Sometimes, you hate to be proven right about something, and that’s how I feel in the wake of the massacre of the police in Baton Rouge.
On Saturday, I wrote that the Nice, France, truck-ramming mass murder tells us that we need more fortifications in our cities. We need bollards, walls, and other kinds of physical passive defenses—that is, defenses that wait for the attack. (Active defense is good, too; the ultimate answer is that we need both.)
And then I went further, adding these futuristic technologies as possible next steps in the promotion of public safety:
Down the road, as it were, we can think about even more advanced kinds of passive defense, from sensors, to drones, to lasers, deflector shields, and force fields.
Well, that future is here. In Dallas, as well as Baton Rouge, it looks like the cops were wearing body armor, but as Breitbart’s A.W.R. Hawkins points out, body armor will typically stop a pistol bullet, but not a rifle bullet. And so, of course, determined cop killers are now firing rifles.
Obviously, we are in an arms race: cops vs. criminals. Okay. Let’s confront that reality head-on and hereby highly resolve that we, the forces of order and civilization, will prevail. If it’s Us vs. Them, let’s choose Us.
Fortunately, we have resources—we are smarter than they are. So in addition to whatever law-and-order measures we might need—and I’m for all of them—we also need a crash R&D program, so that armor once again is ahead of ammo.
And as I wrote, no idea, no matter how blue-sky, should be off the table: not drones, not mobile deflector shields, not anything.
Indeed, maybe we need an X-Prize. An X-Prize, of course, is a prize for the best new idea. The origins of the concept trace back to the early 18th century, when England promised big money to whoever could solve a critical challenge to naval navigation. This fascinating history was ably recorded a few years ago by Dava Sobel, author of the best-selling book, Longitude: The True Story of a Lone Genius Who Solved the Greatest Scientific Problem of His Time.
More recently, the idea of a prize for applied genius was revived by an American, Peter Diamandis, who used the idea to incentivize private space travel; as is so often the case, the lure of money proved effective, and so, in 2004, a brief space trip happened, and the first X-Prize was awarded.
They are all worthy missions.

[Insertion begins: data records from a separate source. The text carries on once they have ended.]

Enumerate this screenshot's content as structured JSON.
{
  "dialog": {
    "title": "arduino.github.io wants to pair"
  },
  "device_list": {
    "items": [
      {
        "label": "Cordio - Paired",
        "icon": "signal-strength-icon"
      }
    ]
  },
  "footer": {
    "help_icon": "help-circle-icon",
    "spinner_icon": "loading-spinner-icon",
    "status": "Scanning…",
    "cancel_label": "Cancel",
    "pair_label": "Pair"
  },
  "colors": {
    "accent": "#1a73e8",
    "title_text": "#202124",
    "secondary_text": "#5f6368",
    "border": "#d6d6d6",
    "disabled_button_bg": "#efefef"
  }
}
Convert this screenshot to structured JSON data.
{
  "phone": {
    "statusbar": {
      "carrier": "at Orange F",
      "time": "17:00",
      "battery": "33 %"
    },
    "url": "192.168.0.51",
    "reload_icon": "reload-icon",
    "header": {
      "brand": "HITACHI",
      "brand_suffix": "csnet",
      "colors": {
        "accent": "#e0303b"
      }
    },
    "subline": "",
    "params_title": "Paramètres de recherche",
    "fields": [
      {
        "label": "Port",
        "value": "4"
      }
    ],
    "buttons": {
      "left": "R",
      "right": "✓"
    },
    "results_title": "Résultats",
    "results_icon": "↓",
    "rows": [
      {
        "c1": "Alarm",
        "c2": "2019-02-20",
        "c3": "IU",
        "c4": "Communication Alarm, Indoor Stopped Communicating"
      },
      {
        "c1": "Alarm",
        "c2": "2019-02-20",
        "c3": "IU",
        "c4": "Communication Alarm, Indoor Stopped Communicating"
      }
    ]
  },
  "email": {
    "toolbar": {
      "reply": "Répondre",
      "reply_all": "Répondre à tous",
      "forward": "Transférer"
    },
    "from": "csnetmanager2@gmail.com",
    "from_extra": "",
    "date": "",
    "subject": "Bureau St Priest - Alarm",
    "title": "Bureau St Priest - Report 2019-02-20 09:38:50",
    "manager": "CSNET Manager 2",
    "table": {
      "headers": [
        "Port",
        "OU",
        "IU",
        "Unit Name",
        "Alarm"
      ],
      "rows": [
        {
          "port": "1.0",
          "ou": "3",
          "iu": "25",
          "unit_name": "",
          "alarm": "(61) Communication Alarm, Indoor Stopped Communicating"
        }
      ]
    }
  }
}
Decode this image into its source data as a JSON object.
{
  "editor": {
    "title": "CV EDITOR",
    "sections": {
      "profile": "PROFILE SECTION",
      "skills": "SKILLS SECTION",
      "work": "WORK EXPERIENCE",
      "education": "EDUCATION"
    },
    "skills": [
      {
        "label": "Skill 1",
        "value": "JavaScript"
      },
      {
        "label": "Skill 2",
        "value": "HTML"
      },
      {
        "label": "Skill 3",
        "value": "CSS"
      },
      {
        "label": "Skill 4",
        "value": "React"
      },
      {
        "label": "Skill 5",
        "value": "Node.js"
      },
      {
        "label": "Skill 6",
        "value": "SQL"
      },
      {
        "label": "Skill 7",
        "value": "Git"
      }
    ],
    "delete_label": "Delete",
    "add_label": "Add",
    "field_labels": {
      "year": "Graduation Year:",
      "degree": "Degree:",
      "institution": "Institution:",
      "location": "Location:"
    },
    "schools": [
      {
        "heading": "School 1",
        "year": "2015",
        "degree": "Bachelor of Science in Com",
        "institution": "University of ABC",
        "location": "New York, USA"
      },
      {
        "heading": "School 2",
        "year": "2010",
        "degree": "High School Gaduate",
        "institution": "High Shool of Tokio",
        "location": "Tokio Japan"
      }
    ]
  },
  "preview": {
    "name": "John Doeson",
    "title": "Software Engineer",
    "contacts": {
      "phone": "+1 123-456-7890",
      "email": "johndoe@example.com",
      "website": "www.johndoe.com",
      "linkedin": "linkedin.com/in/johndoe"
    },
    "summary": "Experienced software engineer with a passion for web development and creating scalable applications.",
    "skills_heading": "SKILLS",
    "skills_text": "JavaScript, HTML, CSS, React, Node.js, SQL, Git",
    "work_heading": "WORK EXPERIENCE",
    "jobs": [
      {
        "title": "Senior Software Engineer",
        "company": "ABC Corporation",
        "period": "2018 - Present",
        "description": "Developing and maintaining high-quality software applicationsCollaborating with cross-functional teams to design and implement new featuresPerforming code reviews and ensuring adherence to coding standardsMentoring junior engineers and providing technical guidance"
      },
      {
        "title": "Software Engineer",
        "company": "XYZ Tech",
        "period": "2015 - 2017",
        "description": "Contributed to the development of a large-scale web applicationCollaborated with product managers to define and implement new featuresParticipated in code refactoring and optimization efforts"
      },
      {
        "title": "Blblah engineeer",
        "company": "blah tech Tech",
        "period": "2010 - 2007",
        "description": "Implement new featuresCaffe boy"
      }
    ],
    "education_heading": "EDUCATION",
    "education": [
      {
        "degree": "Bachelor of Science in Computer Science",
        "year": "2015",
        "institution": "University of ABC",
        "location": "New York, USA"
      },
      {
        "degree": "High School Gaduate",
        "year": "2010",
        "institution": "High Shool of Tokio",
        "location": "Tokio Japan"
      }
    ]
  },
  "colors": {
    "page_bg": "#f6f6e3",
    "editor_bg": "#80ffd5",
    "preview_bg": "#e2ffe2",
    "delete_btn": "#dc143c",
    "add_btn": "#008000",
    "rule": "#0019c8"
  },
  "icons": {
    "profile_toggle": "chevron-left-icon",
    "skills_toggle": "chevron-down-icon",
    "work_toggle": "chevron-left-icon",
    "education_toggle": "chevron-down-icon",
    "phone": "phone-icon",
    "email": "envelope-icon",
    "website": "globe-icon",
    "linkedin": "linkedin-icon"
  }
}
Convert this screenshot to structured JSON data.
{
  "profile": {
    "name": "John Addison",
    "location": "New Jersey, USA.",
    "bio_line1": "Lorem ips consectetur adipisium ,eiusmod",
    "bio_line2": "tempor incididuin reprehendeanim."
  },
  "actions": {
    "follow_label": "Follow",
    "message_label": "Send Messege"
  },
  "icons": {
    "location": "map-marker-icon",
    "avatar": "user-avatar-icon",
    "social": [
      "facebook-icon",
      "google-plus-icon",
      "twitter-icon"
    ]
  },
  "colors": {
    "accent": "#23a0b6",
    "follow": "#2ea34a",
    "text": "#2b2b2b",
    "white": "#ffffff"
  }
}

But now, mournfully, we see that there’s a new and more urgent mission—keeping our police officers alive.
Of course, the money for an X-Prize has to come from somewhere. Three hundred years ago, the money came from the government; more recently, the money has come from private-sector visionaries.
Yet either way, it has to be done, because this fight is not just for the Thin Blue Line. It is a fight for all of us.